I first met — and was impressed by — the Rev. Karl Travis when he spoke at a stewardship conference, and I’ve been following his stewardship wisdom ever since. In today’s post, Karl calls out several reasons pastors hesitate to address money in our ministry. Not stopping there, however, he then describes how essential it is to move from avoidance to healthy, pastoral stewardship leadership. Preach it, brother!
Adam Copeland, Center for Stewardship Leaders
Cash Got Your Tongue? Why do pastors wince at money-talk?
Rev. Karl Travis
I talk with a lot of pastors, and a lot of pastors tell me that they hate preaching about money. The aversion is easy to understand.
Pastors are institutional authority figures in an anti-institutional age. The distrust, even cynicism, felt for American government and corporations can’t help but drip into the Church and onto pastors. Truth told, a seminary degree and a clerical robe don’t carry yesterday’s admiration. Pastors get conflated with other self-promoting, institution-protecting leaders.
And, given ever growing wealth disparity, middle class economic struggles, and the high number of families struggling just to get by, empathetic pastors are cautious about money-talk. Extracting blood from self-perceived turnips hardly seems pastoral.
Next, add to these cultural contexts the ecclesiastical, professional, and personal realities.
Seminaries can only teach so much. Many pastors are woefully ill prepared to think or preach theologically about money. Speaking of seminaries, young pastors often carry educational debt into their first calls and must pinch pennies to make loan payments.
Debt is hardly the only claim on the pastor’s meager income, either. And, managing money isn’t typically the pastor’s forte. We tend to be caring and creative types. Financial acumen isn’t usually a front burner skill. So, what’s true at our kitchen table is also true at the church board’s meeting table. Making budgets and inspiring people to subscribe them, well, I don’t know any pastor whose call to ministry centered on these tasks.
Pastors are often embarrassed at the high percentage of our church’s budgets it takes to pay us, and to provide housing and health insurance and pension plans, so our vision to inspire our parishioners to growing generosity is frequently clouded by our fear that we will appear self-interested. If we ask for an increase in giving, we worry, they’ll think that we’re angling for a raise and an even higher percentage of the budget.

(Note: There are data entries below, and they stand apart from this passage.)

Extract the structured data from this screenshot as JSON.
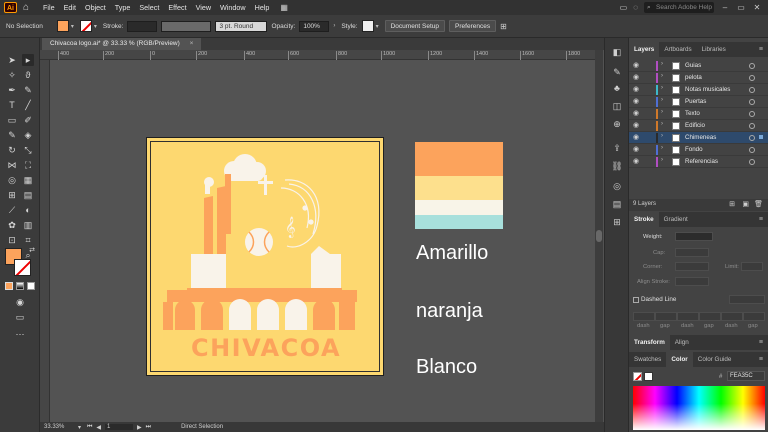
{
  "app": {
    "logo": "Ai",
    "search_placeholder": "Search Adobe Help"
  },
  "menu": [
    "File",
    "Edit",
    "Object",
    "Type",
    "Select",
    "Effect",
    "View",
    "Window",
    "Help"
  ],
  "control_bar": {
    "selection": "No Selection",
    "stroke_label": "Stroke:",
    "stroke_profile": "3 pt. Round",
    "opacity_label": "Opacity:",
    "opacity_value": "100%",
    "style_label": "Style:",
    "doc_setup": "Document Setup",
    "preferences": "Preferences",
    "fill_color": "#fca35c"
  },
  "document_tab": {
    "title": "Chivacoa logo.ai* @ 33.33 % (RGB/Preview)",
    "close": "×"
  },
  "ruler": [
    "400",
    "200",
    "0",
    "200",
    "400",
    "600",
    "800",
    "1000",
    "1200",
    "1400",
    "1600",
    "1800"
  ],
  "artboard": {
    "logo_text": "CHIVACOA",
    "colors": {
      "background": "#fdd870",
      "orange": "#fca35c",
      "white": "#f9f3ea",
      "text": "#fca35c"
    }
  },
  "palette": {
    "stripes": [
      "#fca35c",
      "#fde08d",
      "#f8f4e8",
      "#a8e0dc"
    ],
    "labels": [
      "Amarillo",
      "naranja",
      "Blanco"
    ]
  },
  "status": {
    "zoom": "33.33%",
    "page": "1",
    "tool": "Direct Selection"
  },
  "layers_panel": {
    "tabs": [
      "Layers",
      "Artboards",
      "Libraries"
    ],
    "layers": [
      {
        "name": "Guias",
        "color": "#b14ec2"
      },
      {
        "name": "pelota",
        "color": "#b14ec2"
      },
      {
        "name": "Notas musicales",
        "color": "#3db9c9"
      },
      {
        "name": "Puertas",
        "color": "#4f6fd4"
      },
      {
        "name": "Texto",
        "color": "#d0792a"
      },
      {
        "name": "Edificio",
        "color": "#d0792a"
      },
      {
        "name": "Chimeneas",
        "color": "#2b2b2b"
      },
      {
        "name": "Fondo",
        "color": "#4f6fd4"
      },
      {
        "name": "Referencias",
        "color": "#b14ec2"
      }
    ],
    "count": "9 Layers"
  },
  "stroke_panel": {
    "tabs": [
      "Stroke",
      "Gradient"
    ],
    "weight_label": "Weight:",
    "cap_label": "Cap:",
    "corner_label": "Corner:",
    "limit_label": "Limit:",
    "align_label": "Align Stroke:",
    "dashed_label": "Dashed Line",
    "dash_labels": [
      "dash",
      "gap",
      "dash",
      "gap",
      "dash",
      "gap"
    ]
  },
  "transform_tabs": [
    "Transform",
    "Align"
  ],
  "color_panel": {
    "tabs": [
      "Swatches",
      "Color",
      "Color Guide"
    ],
    "hex": "FEA35C"
  }
}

Every pastor knows and teaches the trinity of stewardship: time, talent, and treasure. We’ve taught this triad so long and so well that we shouldn’t be surprised that many of our parishioners — even those with plenty of money — have cut a quid-pro-quo with God. Time and talent will suffice for treasure, they think. A recent Barna survey reveals a jaw dropping delta between pastors and their parishioners on this subject.
I will not minimize any of these realities.
I will nonetheless observe what seems to me an inviolable truth: a congregation’s generosity is built upon its pastor’s generosity. There is no single indicator of a congregation’s financial faith that is not somehow linked to its pastor’s leadership. Especially for Heads of Staff, working with associate pastors, the tone and tenor of the stewardship culture emerges from the pastor’s voice. If pastors — and pastoral staffs — are to lead churches to a vibrant trust in God’s provision, we must understand and confront all of these hurdles, and then, leap them!
Then, can we preach the truth.
“The Lord is my shepherd,” we intone at funerals, “I shall not want.”
Do we actually believe this?
Are we able and willing to stand with a straight back and a clear voice and proclaim our personal conviction that indeed, God will provide, and that built upon this trust we may together risk for the ministries of Christ’s body?
Sometimes pastors ask me how to talk about money with parishioners. My response is simple. There is no one-size-fits-all prescription for money-talk with parishioners.
But, I am confident that when pastors dig deeply into our personal resistances to money-talk, and pray God’s inspiration beyond them, our generosity conversations will become authentic, free flowing, and faith filled.
Our congregations will benefit. Our parishioners will grow in trust. God will be glorified.
For More Information
Karl Travis is the Pastor/Head of Staff of First Presbyterian Church, Fort Worth, Texas. Fascinated and inspired by generosity, he is a frequent preacher, conference speaker, and writer on the subject.
Executive Certificate in Religious Fundraising: Luther Seminary, in partnership with the Lake Institute on Faith and Giving, is hosting a four-day intensive course, May 7-10, 2018. For more information visit: Lake Institute.